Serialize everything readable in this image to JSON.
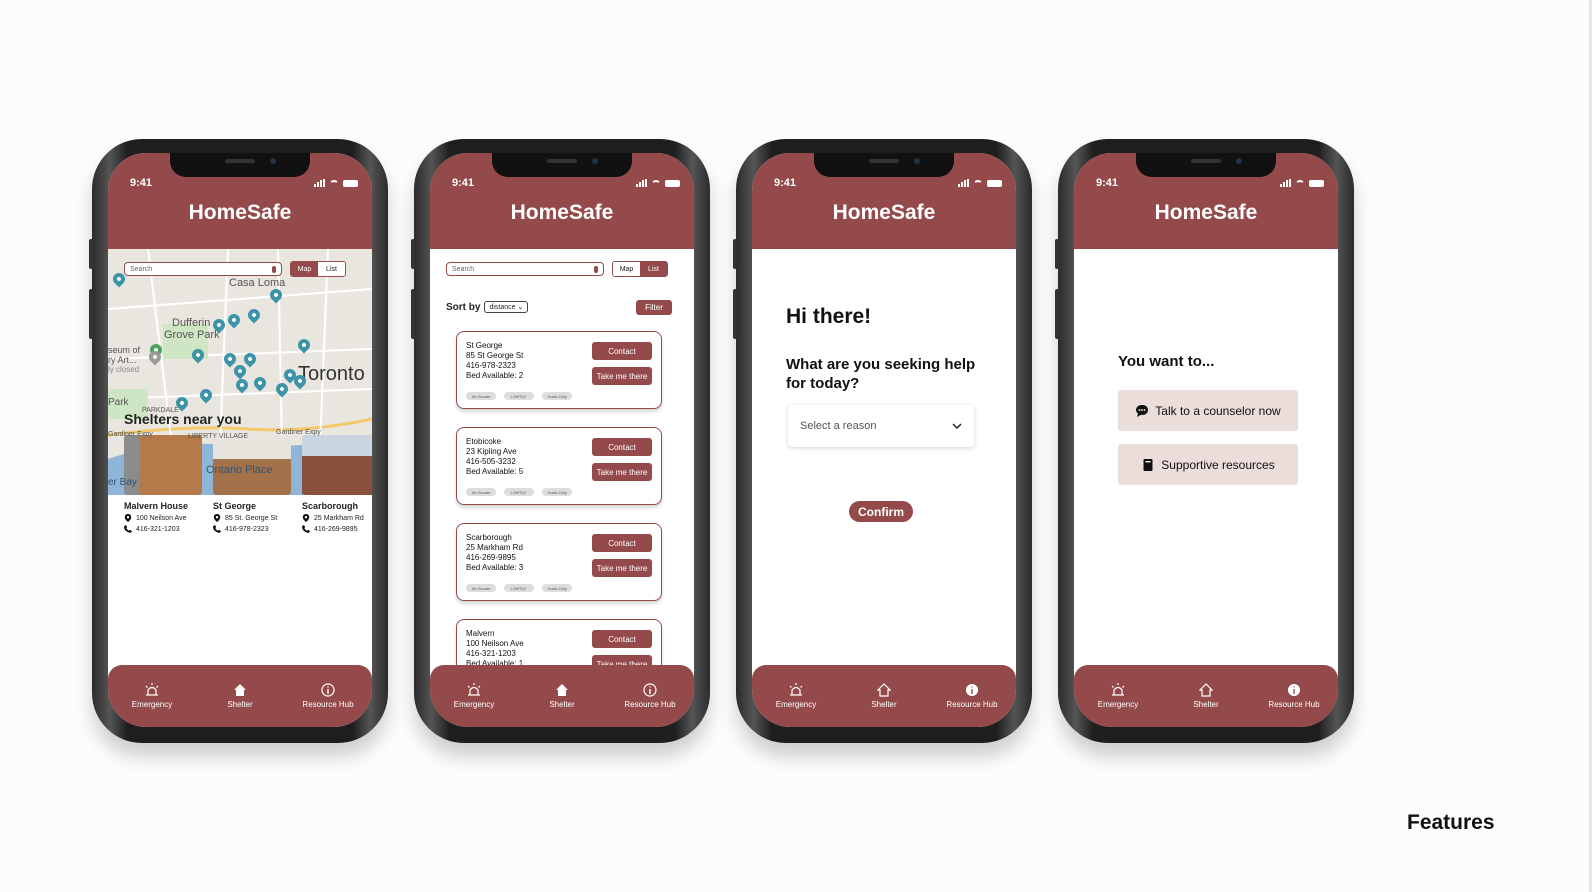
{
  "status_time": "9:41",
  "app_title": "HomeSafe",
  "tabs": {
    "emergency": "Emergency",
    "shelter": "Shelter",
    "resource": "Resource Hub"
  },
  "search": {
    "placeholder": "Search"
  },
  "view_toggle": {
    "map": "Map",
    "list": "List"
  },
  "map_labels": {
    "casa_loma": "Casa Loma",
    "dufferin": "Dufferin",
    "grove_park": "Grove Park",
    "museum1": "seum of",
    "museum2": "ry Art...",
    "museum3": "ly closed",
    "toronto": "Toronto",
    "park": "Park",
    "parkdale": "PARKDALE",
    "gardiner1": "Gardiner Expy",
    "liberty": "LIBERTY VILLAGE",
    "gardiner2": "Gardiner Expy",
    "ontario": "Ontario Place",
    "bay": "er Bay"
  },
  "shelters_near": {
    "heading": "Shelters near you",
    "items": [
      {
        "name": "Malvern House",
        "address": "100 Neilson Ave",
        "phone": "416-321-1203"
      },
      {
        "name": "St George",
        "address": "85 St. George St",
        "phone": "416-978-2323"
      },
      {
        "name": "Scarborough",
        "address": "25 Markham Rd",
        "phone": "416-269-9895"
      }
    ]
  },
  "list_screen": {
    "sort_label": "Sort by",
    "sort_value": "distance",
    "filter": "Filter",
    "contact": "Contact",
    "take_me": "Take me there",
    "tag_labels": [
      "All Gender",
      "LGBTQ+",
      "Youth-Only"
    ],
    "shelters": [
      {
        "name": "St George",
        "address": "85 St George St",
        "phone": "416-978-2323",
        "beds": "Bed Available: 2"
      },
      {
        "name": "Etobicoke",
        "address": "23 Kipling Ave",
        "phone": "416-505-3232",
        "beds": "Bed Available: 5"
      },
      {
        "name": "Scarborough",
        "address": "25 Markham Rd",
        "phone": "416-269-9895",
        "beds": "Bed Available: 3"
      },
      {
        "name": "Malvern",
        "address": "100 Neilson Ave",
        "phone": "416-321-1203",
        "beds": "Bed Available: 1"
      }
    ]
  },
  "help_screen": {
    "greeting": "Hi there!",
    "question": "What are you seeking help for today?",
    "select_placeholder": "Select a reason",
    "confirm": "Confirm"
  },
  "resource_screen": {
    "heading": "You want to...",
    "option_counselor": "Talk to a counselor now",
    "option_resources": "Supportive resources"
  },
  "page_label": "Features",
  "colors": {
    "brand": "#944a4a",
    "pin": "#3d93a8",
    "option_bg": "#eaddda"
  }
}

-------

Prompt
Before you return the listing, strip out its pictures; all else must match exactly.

Response to the task
Serialize everything readable in this image to JSON.
{
  "status_time": "9:41",
  "app_title": "HomeSafe",
  "tabs": {
    "emergency": "Emergency",
    "shelter": "Shelter",
    "resource": "Resource Hub"
  },
  "search": {
    "placeholder": "Search"
  },
  "view_toggle": {
    "map": "Map",
    "list": "List"
  },
  "map_labels": {
    "casa_loma": "Casa Loma",
    "dufferin": "Dufferin",
    "grove_park": "Grove Park",
    "museum1": "seum of",
    "museum2": "ry Art...",
    "museum3": "ly closed",
    "toronto": "Toronto",
    "park": "Park",
    "parkdale": "PARKDALE",
    "gardiner1": "Gardiner Expy",
    "liberty": "LIBERTY VILLAGE",
    "gardiner2": "Gardiner Expy",
    "ontario": "Ontario Place",
    "bay": "er Bay"
  },
  "shelters_near": {
    "heading": "Shelters near you",
    "items": [
      {
        "name": "Malvern House",
        "address": "100 Neilson Ave",
        "phone": "416-321-1203"
      },
      {
        "name": "St George",
        "address": "85 St. George St",
        "phone": "416-978-2323"
      },
      {
        "name": "Scarborough",
        "address": "25 Markham Rd",
        "phone": "416-269-9895"
      }
    ]
  },
  "list_screen": {
    "sort_label": "Sort by",
    "sort_value": "distance",
    "filter": "Filter",
    "contact": "Contact",
    "take_me": "Take me there",
    "tag_labels": [
      "All Gender",
      "LGBTQ+",
      "Youth-Only"
    ],
    "shelters": [
      {
        "name": "St George",
        "address": "85 St George St",
        "phone": "416-978-2323",
        "beds": "Bed Available: 2"
      },
      {
        "name": "Etobicoke",
        "address": "23 Kipling Ave",
        "phone": "416-505-3232",
        "beds": "Bed Available: 5"
      },
      {
        "name": "Scarborough",
        "address": "25 Markham Rd",
        "phone": "416-269-9895",
        "beds": "Bed Available: 3"
      },
      {
        "name": "Malvern",
        "address": "100 Neilson Ave",
        "phone": "416-321-1203",
        "beds": "Bed Available: 1"
      }
    ]
  },
  "help_screen": {
    "greeting": "Hi there!",
    "question": "What are you seeking help for today?",
    "select_placeholder": "Select a reason",
    "confirm": "Confirm"
  },
  "resource_screen": {
    "heading": "You want to...",
    "option_counselor": "Talk to a counselor now",
    "option_resources": "Supportive resources"
  },
  "page_label": "Features",
  "colors": {
    "brand": "#944a4a",
    "pin": "#3d93a8",
    "option_bg": "#eaddda"
  }
}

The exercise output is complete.